A blister forced Walker out of his most recent outing about an inning earlier than he probably otherwise would have finished. But he is good to go for his scheduled start Sunday against the Marlins — in part, he said, because of the extensive work the medical/training staff did on that spot.
There is popping, draining, waxing, shaving and lasering. All that leads to pitching.
“You gotta make sure your nails are good too,” Walker said. “It’s a whole other routine that we have to do, as guys who get blisters.”
And Walker is, for sure, a guy who gets blisters. He said they pop up “every start,” but usually not as bad as the one this week. It was raw skin and ended up getting under the nail of his right index finger, so he had trouble with his splitter and slider, especially.
As recently as a decade ago, when pitching coach Jeremy Hefner was a pitcher, the approach to the ensuing days would have been dramatically different. But blister management has come a long way since then.
“You used to cut it open, let it dry out and throw with a Band-Aid on,” Hefner said. “The human body is an incredible machine. When things are abnormal, the human body — a lot of times — will take care of itself. I think that’s what we’ve kind of learning about blisters. The body will heal them.”
So now they don’t rip it off. They just treat it. The popping and draining gets the liquid out. Laser treatment is something the Mets do all over players’ bodies because it “promotes blood flow to that area,” Hefner said. And the wax helps it heal while the pitcher isn’t pitching.
“When you blister, it creates rough skin around the blister, so the waxing helps soften that rough skin, which allows the skin to heal over — as opposed to if you catch it on something, even just putting your pants on, it could worsen the blister,” Hefner said. “It helps smooth out that whole area so the healing can take place. Just trying to create an environment of healing.”
Starling Marte neither threw nor swung Friday afternoon, he said, three days after suffering a fracture in his right middle finger. His finger remained swollen and did not appear particularly movable. It was heavily wrapped as he participated lightly in pregame drills.
Saturday looms as a potential IL decision day, because the Mets would be able to backdate his stint to Wednesday (meaning he would have to be on the 10-day IL for only a week).
“You could make that case,” manager Buck Showalter said. “You just did. And I would tend to agree with it.”

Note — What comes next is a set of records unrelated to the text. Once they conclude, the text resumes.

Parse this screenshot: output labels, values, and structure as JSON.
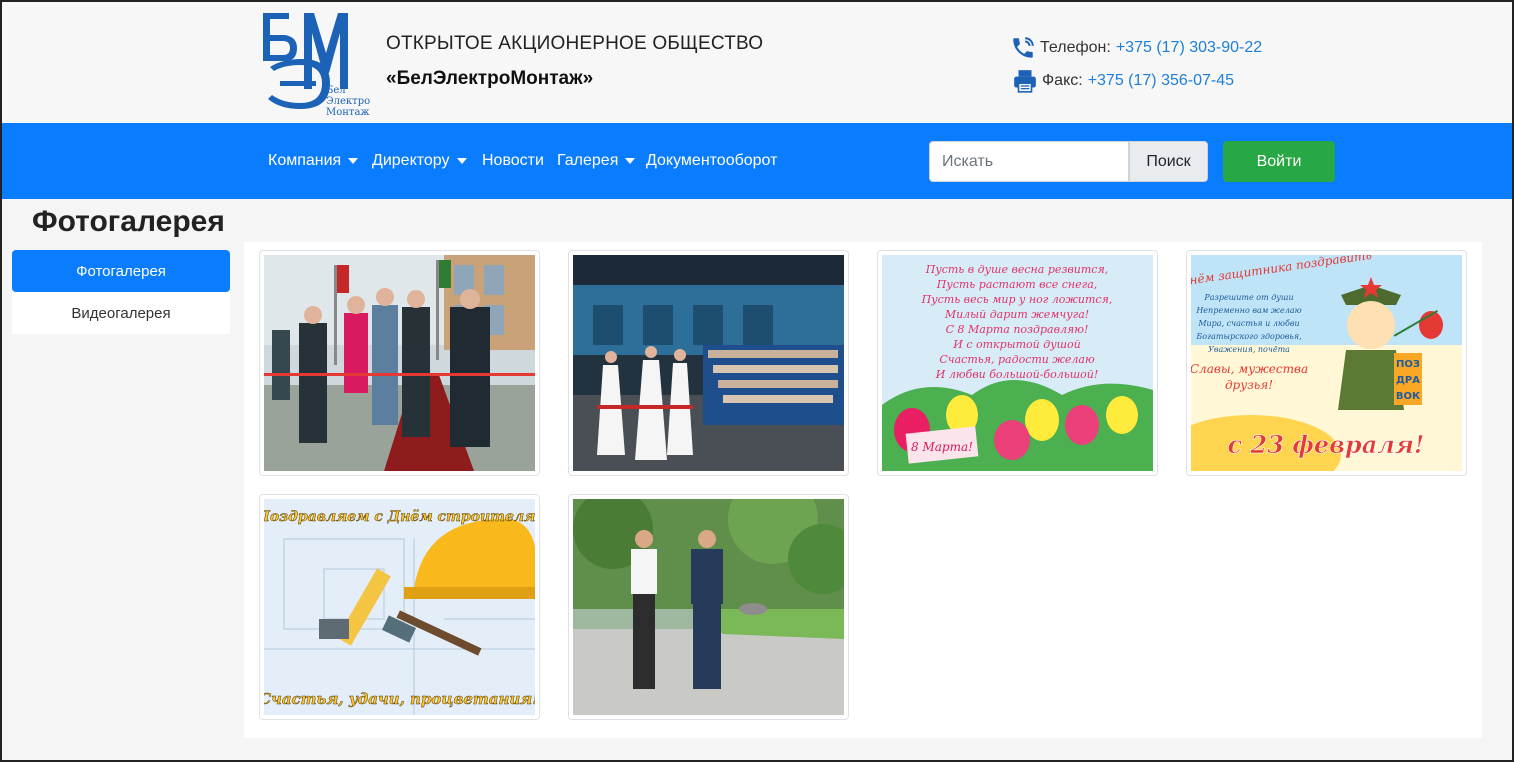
{
  "header": {
    "logo_text": [
      "Бел",
      "Электро",
      "Монтаж"
    ],
    "company_line1": "ОТКРЫТОЕ АКЦИОНЕРНОЕ ОБЩЕСТВО",
    "company_line2": "«БелЭлектроМонтаж»",
    "phone_label": "Телефон:",
    "phone_value": "+375 (17) 303-90-22",
    "fax_label": "Факс:",
    "fax_value": "+375 (17) 356-07-45"
  },
  "nav": {
    "items": [
      {
        "label": "Компания",
        "icon": "caret-down-icon"
      },
      {
        "label": "Директору",
        "icon": "caret-down-icon"
      },
      {
        "label": "Новости"
      },
      {
        "label": "Галерея",
        "icon": "caret-down-icon"
      },
      {
        "label": "Документооборот"
      }
    ],
    "search_placeholder": "Искать",
    "search_button": "Поиск",
    "login_button": "Войти"
  },
  "page": {
    "title": "Фотогалерея",
    "sidebar": [
      {
        "label": "Фотогалерея",
        "active": true
      },
      {
        "label": "Видеогалерея",
        "active": false
      }
    ]
  },
  "gallery": {
    "photos": [
      {
        "subject": "ribbon-cutting-ceremony-photo"
      },
      {
        "subject": "concert-hall-dance-photo"
      },
      {
        "subject": "march-8-greeting-card",
        "lines": [
          "Пусть в душе весна резвится,",
          "Пусть растают все снега,",
          "Пусть весь мир у ног ложится,",
          "Милый дарит жемчуга!",
          "С 8 Марта поздравляю!",
          "И с открытой душой",
          "Счастья, радости желаю",
          "И любви большой-большой!"
        ],
        "tag": "8 Марта!"
      },
      {
        "subject": "february-23-greeting-card",
        "lines": [
          "С днём защитника поздравить",
          "Разрешите от души",
          "Непременно вам желаю",
          "Мира, счастья и любви",
          "Богатырского здоровья,",
          "Уважения, почёта",
          "Славы, мужества",
          "друзья!"
        ],
        "badge": [
          "ПОЗ",
          "ДРА",
          "ВОК"
        ],
        "footer": "с 23 февраля!"
      },
      {
        "subject": "builders-day-greeting-card",
        "top": "Поздравляем с Днём строителя!",
        "bottom": "Счастья, удачи, процветания!"
      },
      {
        "subject": "officials-walking-photo"
      }
    ]
  },
  "colors": {
    "navbar": "#0a7cff",
    "login": "#28a745",
    "link": "#1e7fd6",
    "logo_blue": "#1c63b8"
  }
}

Marte expressed a willingness to serve as a pinch runner. Showalter said he would consider that but wanted to be cautious, so that the minor fracture doesn’t become a major one.
“He’s a good player worth waiting on, obviously, so we will if we’re able to project when it’s going to be OK,” Showalter said.
Other injury updates
Tylor Megill (strained right shoulder) was scheduled to pitch an inning with Triple-A Syracuse on Friday, then an inning-plus on Tuesday. And then he might return to the Mets. He estimated previously that he’d make four or five rehab appearances, and early next week will be his fifth.
Luis Guillorme (strained left groin) is due back “very early” in the homestand that begins Monday, Showalter said. Syracuse manager Kevin Boles pulled him after six innings Thursday after what Showalter called that team’s “little skirmish” with Rochester, the Nationals’ affiliate.
“Nice going, Kevin,” Showalter said, not sarcastically. “He’s trying to keep [Guillorme] from getting (too involved). I don’t know if Luis is — eh, Luis probably is a fighter.”
Trevor May, who is on the COVID-related injured list, now isn’t expected back until at least Monday. Showalter had previously hoped for a weekend comeback. But the Mets don’t expect May to need a minor-league tune-up beforehand.
Drew Smith (strained right lat) is due to begin a rehab assignment Saturday.
Francisco Lindor, Mark Canha and Showalter separately said they supported the rule changes MLB announced it will implement in 2023: a pitch clock, shift restrictions and larger bases. Max Scherzer asked to wait a day before he commented. Showalter said he hopes an automated strike zone is next, predicting it would arrive in the majors in 2024. “Never confuse change with a lack of respect for tradition,” he added . . . Righthander Adonis Medina cleared waivers. The Mets sent him to Syracuse . . . Asked how his previously stiff neck is doing, Joely Rodriguez offered a thumbs-up and whipped his head around wildly. So he seemed to be OK.